The American culture wars have moved way beyond the removal of statues of prominent Confederate statues from visible public places like Richmond’s Monument Avenue or any number of county courthouses. The wars have morphed into a cultural cleansing designed to obliterate symbols and traditions that have great meaning to a large segment of the population. Here’s an update from Washington & Lee University from Thomas P. Rideout, class of 1963, on the ongoing battle over the Lee Sanctuary. — JAB

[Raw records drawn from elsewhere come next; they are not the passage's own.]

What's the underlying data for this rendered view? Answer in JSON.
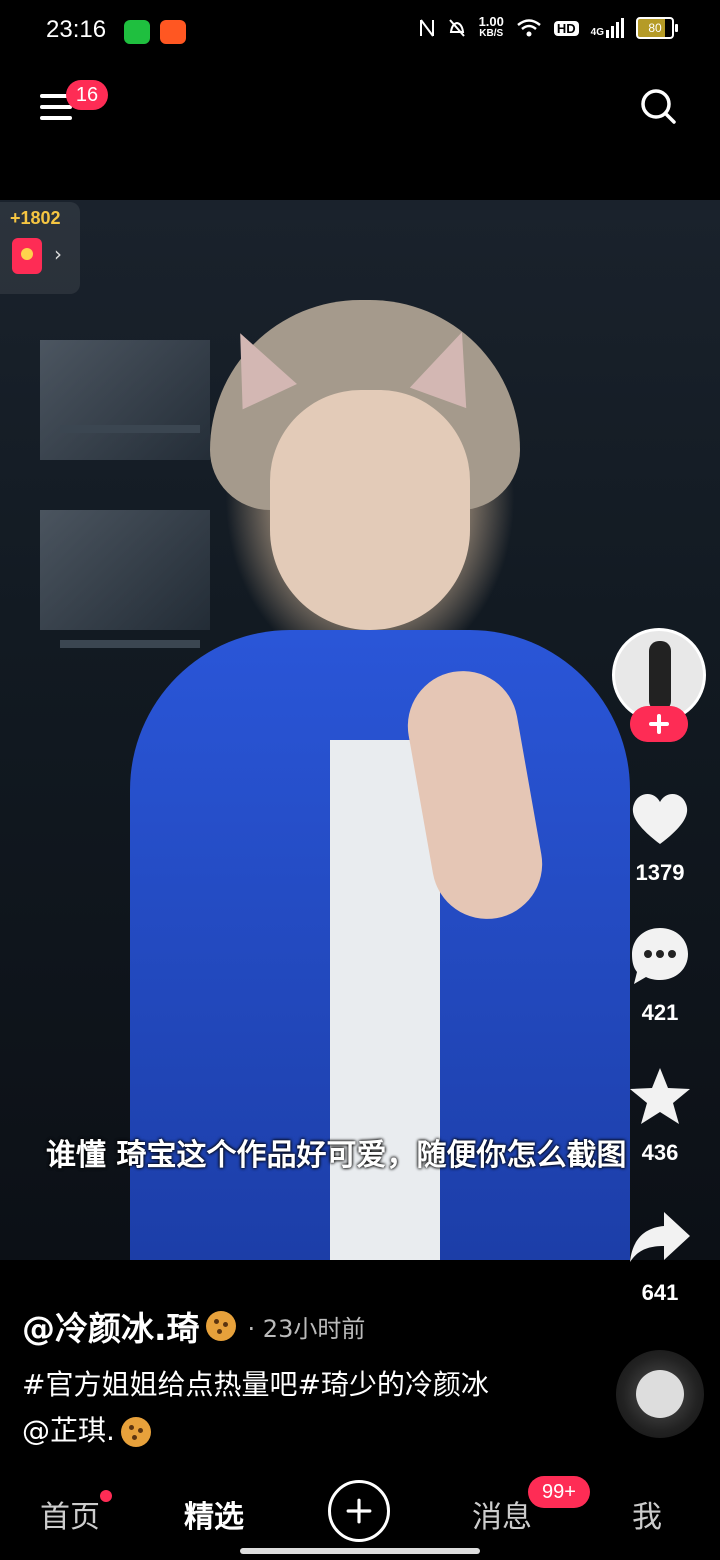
{
  "status_bar": {
    "time": "23:16",
    "network_speed": "1.00",
    "speed_unit": "KB/S",
    "hd": "HD",
    "signal_type": "4G",
    "battery": "80"
  },
  "top_nav": {
    "menu_badge": "16",
    "icons": [
      "menu-icon",
      "search-icon"
    ]
  },
  "reward": {
    "coins": "+1802",
    "chevron": "›"
  },
  "video": {
    "subtitle": "谁懂 琦宝这个作品好可爱，随便你怎么截图"
  },
  "actions": {
    "likes": "1379",
    "comments": "421",
    "favorites": "436",
    "shares": "641",
    "accent": "#fe2c55"
  },
  "post": {
    "author": "@冷颜冰.琦",
    "time_ago": "· 23小时前",
    "description": "#官方姐姐给点热量吧#琦少的冷颜冰@芷琪."
  },
  "bottom_nav": {
    "home": "首页",
    "featured": "精选",
    "messages": "消息",
    "messages_badge": "99+",
    "me": "我"
  }
}
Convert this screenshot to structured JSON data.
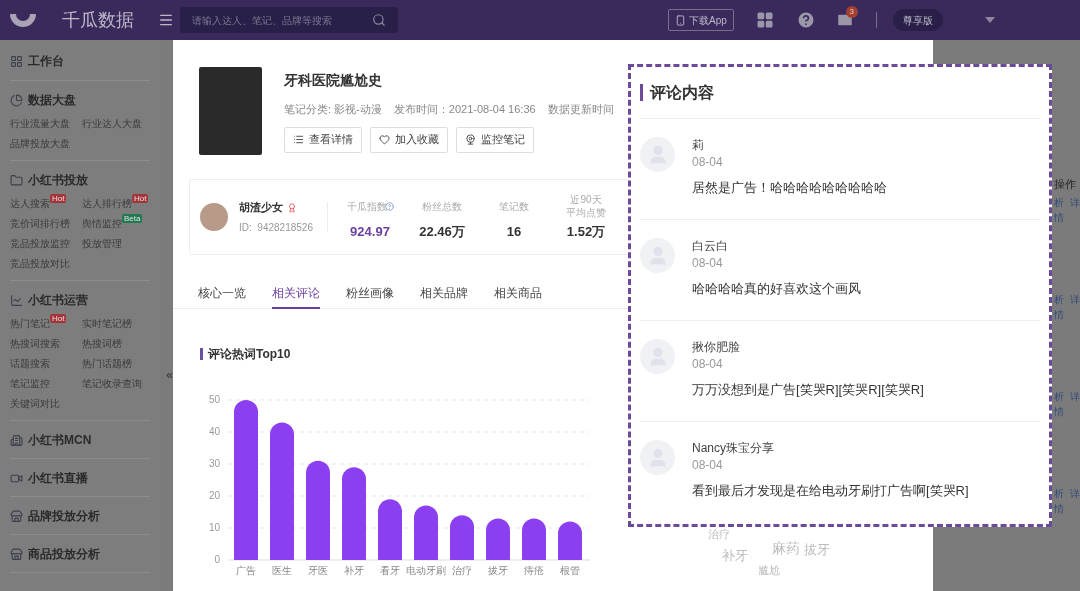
{
  "topbar": {
    "logo": "千瓜数据",
    "search": {
      "placeholder": "请输入达人、笔记、品牌等搜索"
    },
    "download": "下载App",
    "mail_count": "3",
    "plan": "尊享版"
  },
  "sidebar": {
    "sections": [
      {
        "title": "工作台"
      },
      {
        "title": "数据大盘",
        "items": [
          {
            "label": "行业流量大盘"
          },
          {
            "label": "行业达人大盘"
          },
          {
            "label": "品牌投放大盘"
          }
        ]
      },
      {
        "title": "小红书投放",
        "items": [
          {
            "label": "达人搜索",
            "badge": {
              "text": "Hot",
              "color": "#a3343a"
            }
          },
          {
            "label": "达人排行榜",
            "badge": {
              "text": "Hot",
              "color": "#a3343a"
            }
          },
          {
            "label": "竞价词排行榜"
          },
          {
            "label": "舆情监控",
            "badge": {
              "text": "Beta",
              "color": "#1e7a52"
            }
          },
          {
            "label": "竞品投放监控"
          },
          {
            "label": "投放管理"
          },
          {
            "label": "竞品投放对比"
          }
        ]
      },
      {
        "title": "小红书运营",
        "items": [
          {
            "label": "热门笔记",
            "badge": {
              "text": "Hot",
              "color": "#a3343a"
            }
          },
          {
            "label": "实时笔记榜"
          },
          {
            "label": "热搜词搜索"
          },
          {
            "label": "热搜词榜"
          },
          {
            "label": "话题搜索"
          },
          {
            "label": "热门话题榜"
          },
          {
            "label": "笔记监控"
          },
          {
            "label": "笔记收录查询"
          },
          {
            "label": "关键词对比"
          }
        ]
      },
      {
        "title": "小红书MCN"
      },
      {
        "title": "小红书直播"
      },
      {
        "title": "品牌投放分析"
      },
      {
        "title": "商品投放分析"
      }
    ],
    "collapse": "«"
  },
  "background": {
    "column_header": "操作",
    "rows": [
      {
        "a": "析",
        "b": "详",
        "c": "情"
      },
      {
        "a": "析",
        "b": "详",
        "c": "情"
      },
      {
        "a": "析",
        "b": "详",
        "c": "情"
      },
      {
        "a": "析",
        "b": "详",
        "c": "情"
      }
    ]
  },
  "note": {
    "title": "牙科医院尴尬史",
    "category": "笔记分类: 影视-动漫",
    "published": "发布时间：2021-08-04 16:36",
    "updated": "数据更新时间",
    "actions": [
      "查看详情",
      "加入收藏",
      "监控笔记"
    ]
  },
  "author": {
    "name": "胡渣少女",
    "id": "ID:  9428218526",
    "stats": [
      {
        "label": "千瓜指数",
        "value": "924.97",
        "highlight": true
      },
      {
        "label": "粉丝总数",
        "value": "22.46万",
        "highlight": false
      },
      {
        "label": "笔记数",
        "value": "16",
        "highlight": false
      },
      {
        "label": "近90天平均点赞",
        "value": "1.52万",
        "highlight": false
      }
    ]
  },
  "tabs": [
    {
      "label": "核心一览",
      "selected": false
    },
    {
      "label": "相关评论",
      "selected": true
    },
    {
      "label": "粉丝画像",
      "selected": false
    },
    {
      "label": "相关品牌",
      "selected": false
    },
    {
      "label": "相关商品",
      "selected": false
    }
  ],
  "hotwords": {
    "title": "评论热词Top10",
    "chart_data": {
      "type": "bar",
      "categories": [
        "广告",
        "医生",
        "牙医",
        "补牙",
        "看牙",
        "电动牙刷",
        "治疗",
        "拔牙",
        "痔疮",
        "根管"
      ],
      "grid": true,
      "series": [
        {
          "color": "#8b3ff0",
          "values": [
            50,
            43,
            31,
            29,
            19,
            17,
            14,
            13,
            13,
            12
          ]
        }
      ],
      "ylim": [
        0,
        50
      ],
      "yticks": [
        0,
        10,
        20,
        30,
        40,
        50
      ]
    }
  },
  "word_cloud": [
    "治疗",
    "补牙",
    "麻药",
    "拔牙",
    "尴尬"
  ],
  "comments": {
    "title": "评论内容",
    "items": [
      {
        "user": "莉",
        "date": "08-04",
        "text": "居然是广告！哈哈哈哈哈哈哈哈哈"
      },
      {
        "user": "白云白",
        "date": "08-04",
        "text": "哈哈哈哈真的好喜欢这个画风"
      },
      {
        "user": "揪你肥脸",
        "date": "08-04",
        "text": "万万没想到是广告[笑哭R][笑哭R][笑哭R]"
      },
      {
        "user": "Nancy珠宝分享",
        "date": "08-04",
        "text": "看到最后才发现是在给电动牙刷打广告啊[笑哭R]"
      }
    ]
  }
}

For those of you not aware, Washington and Lee plans to build a permanent wall in Lee Chapel which will forever separate the Valentine recumbent statue gravesite of Robert E. Lee from the sanctuary seating and stage area in Lee Chapel. This is all to appease persons uncomfortable with the sight of Lee in final repose when they enter the Chapel. Alternative locations for mandatory attendance are or can be made available on campus. Washington and Lee is throwing out respect, honor, and basic public access to the Lee story, which has been a part of Washington and Lee and Lexington history for decades.

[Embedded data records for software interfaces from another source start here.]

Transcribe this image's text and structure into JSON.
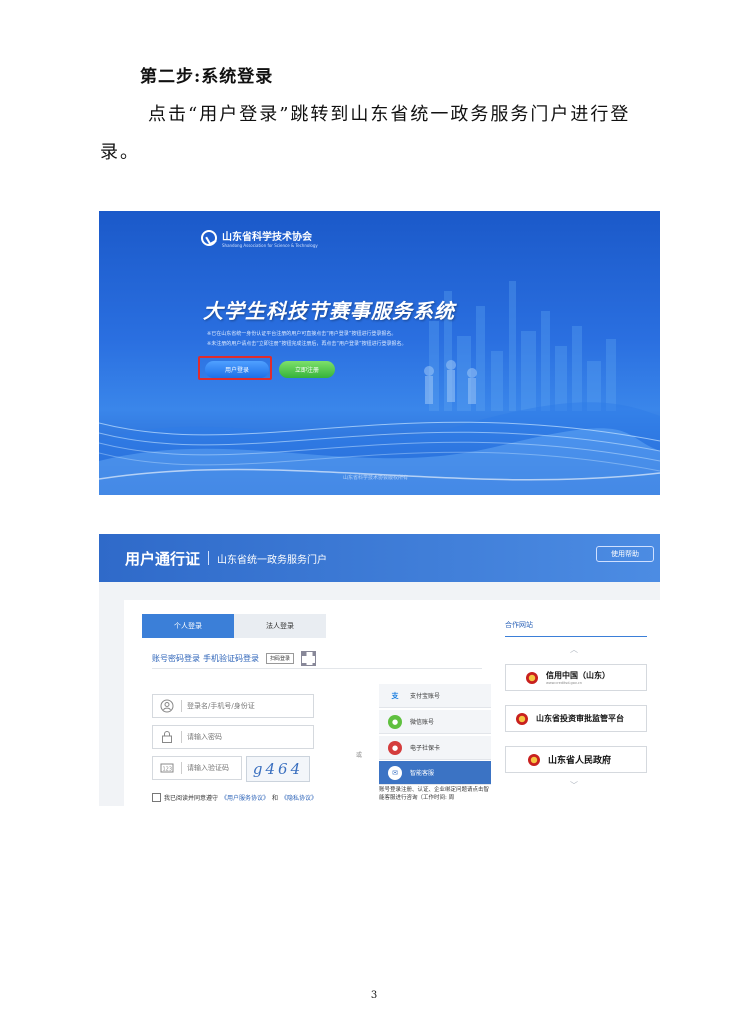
{
  "heading": "第二步:系统登录",
  "paragraph": {
    "line1": "点击“用户登录”跳转到山东省统一政务服务门户进行登",
    "line2": "录。"
  },
  "screenshot1": {
    "logo_cn": "山东省科学技术协会",
    "logo_en": "Shandong Association for Science & Technology",
    "system_title": "大学生科技节赛事服务系统",
    "note1": "※已在山东省统一身份认证平台注册的用户可直接点击“用户登录”按钮进行登录报名。",
    "note2": "※未注册的用户请点击“立即注册”按钮完成注册后，再点击“用户登录”按钮进行登录报名。",
    "login_button": "用户登录",
    "register_button": "立即注册",
    "footer": "山东省科学技术协会版权所有"
  },
  "screenshot2": {
    "brand": "用户通行证",
    "portal": "山东省统一政务服务门户",
    "help": "使用帮助",
    "tabs": [
      "个人登录",
      "法人登录"
    ],
    "methods": {
      "password": "账号密码登录",
      "sms": "手机验证码登录",
      "scan": "扫码登录"
    },
    "fields": {
      "username": "登录名/手机号/身份证",
      "password": "请输入密码",
      "captcha": "请输入验证码",
      "captcha_code": "g464"
    },
    "agree": {
      "prefix": "我已阅读并同意遵守",
      "link1": "《用户服务协议》",
      "and": "和",
      "link2": "《隐私协议》"
    },
    "or": "或",
    "alt_logins": [
      "支付宝账号",
      "微信账号",
      "电子社保卡",
      "智能客服"
    ],
    "alt_note": "账号登录注册、认证、企业绑定问题请点击智能客服进行咨询（工作时间: 周",
    "partners_title": "合作网站",
    "partners": [
      {
        "name": "信用中国（山东）",
        "sub": "www.creditsd.gov.cn"
      },
      {
        "name": "山东省投资审批监管平台"
      },
      {
        "name": "山东省人民政府"
      }
    ],
    "arrow_up": "︿",
    "arrow_down": "﹀"
  },
  "page_number": "3"
}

“Closed for the Summer” is a sign currently posted on what has been known as Lee Chapel for generations of Washington and Lee alumni. It does not explain for what purpose it is now inaccessible to the public. Most likely it is to construct a permanent, internal wall intended to both block the view of and prevent easy pedestrian access from its sanctuary to the tomb of Robert E. Lee and Edward Valentine’s magnificent sculpture — Recumbent Lee. It is important to remember Lee Chapel became a national destination highlight in the early 1960’s, when the National Park Service designated it as a National Historic Landmark.

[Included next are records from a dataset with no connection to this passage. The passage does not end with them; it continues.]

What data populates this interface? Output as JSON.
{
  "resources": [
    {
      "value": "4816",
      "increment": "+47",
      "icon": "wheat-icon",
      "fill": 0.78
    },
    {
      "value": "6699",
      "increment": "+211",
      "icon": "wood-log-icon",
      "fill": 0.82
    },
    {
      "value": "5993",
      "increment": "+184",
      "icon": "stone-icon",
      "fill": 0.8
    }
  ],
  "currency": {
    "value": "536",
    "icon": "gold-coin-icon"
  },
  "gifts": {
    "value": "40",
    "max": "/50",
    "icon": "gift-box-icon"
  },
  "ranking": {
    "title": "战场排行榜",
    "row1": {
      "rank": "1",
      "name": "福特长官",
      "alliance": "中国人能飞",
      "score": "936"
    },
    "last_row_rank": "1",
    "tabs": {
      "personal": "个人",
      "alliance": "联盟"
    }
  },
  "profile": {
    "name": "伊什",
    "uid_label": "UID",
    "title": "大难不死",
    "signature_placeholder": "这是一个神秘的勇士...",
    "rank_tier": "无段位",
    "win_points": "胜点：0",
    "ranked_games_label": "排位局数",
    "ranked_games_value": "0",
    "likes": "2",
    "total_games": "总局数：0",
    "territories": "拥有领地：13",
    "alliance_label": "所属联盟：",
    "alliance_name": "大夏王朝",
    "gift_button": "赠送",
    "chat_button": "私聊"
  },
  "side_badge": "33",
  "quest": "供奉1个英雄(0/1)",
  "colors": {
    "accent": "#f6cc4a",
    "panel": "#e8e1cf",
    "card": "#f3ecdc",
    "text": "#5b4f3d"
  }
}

In the following years, an estimated 40,000 visitors have come to Lexington annually to honor the life of Robert E. Lee and to pay respects to the University for which his major contributions, beginning over 150 years ago, led to the creation of one the nation’s premier liberal arts colleges and law schools. Lee was the leading educational innovator of his era. He saved Washington College from the scourges of the Civil War. He laid down its foundations in terms of a sustainable endowment, stellar nationwide student body, relevant and refreshed curricula and outstanding faculty. And Lee established and passed on a culture based on honor, integrity of one’s word and actions, pursuit of excellence and an example of sterling leadership.
The National Park Service did not portend its naming decision to celebrate the Civil War, Slavery and the Lost Cause. Without presenting plausible evidence, a year ago the current Rector claimed the University had used it for such nefarious purposes. The occasion was that of the Trustees announcement they were stripping Robert E. Lee’s name from the chapel he conceived, funded and built and which became his and his family’s burial place. This led to the removal of all art, plaques and other mementoes honoring George Washington, Robert E. Lee and other historic alumni heroes and benefactors. It now awaits only the planned construction of a Wall of Legacy Desecration.
This construction of the wall must be halted. Failure to do so will dishonor the University’s history, its namesakes and all who have given of their Time, Talent and Treasure to support the educational vision of Robert E. Lee and the farsighted investment of George Washington in the late 18th century. Its completion will insult thousands of alumni inspired by Lee’s legacy to lead lives of principled achievement and service to their chosen communities, including their alma mater. And its plans will infuriate many of Lexington’s citizens, who should expect more of their tax-exempt neighbor than disruption of their economic well-being and trashing of their shared history.
This column is republished with permission from The Generals Redoubt website.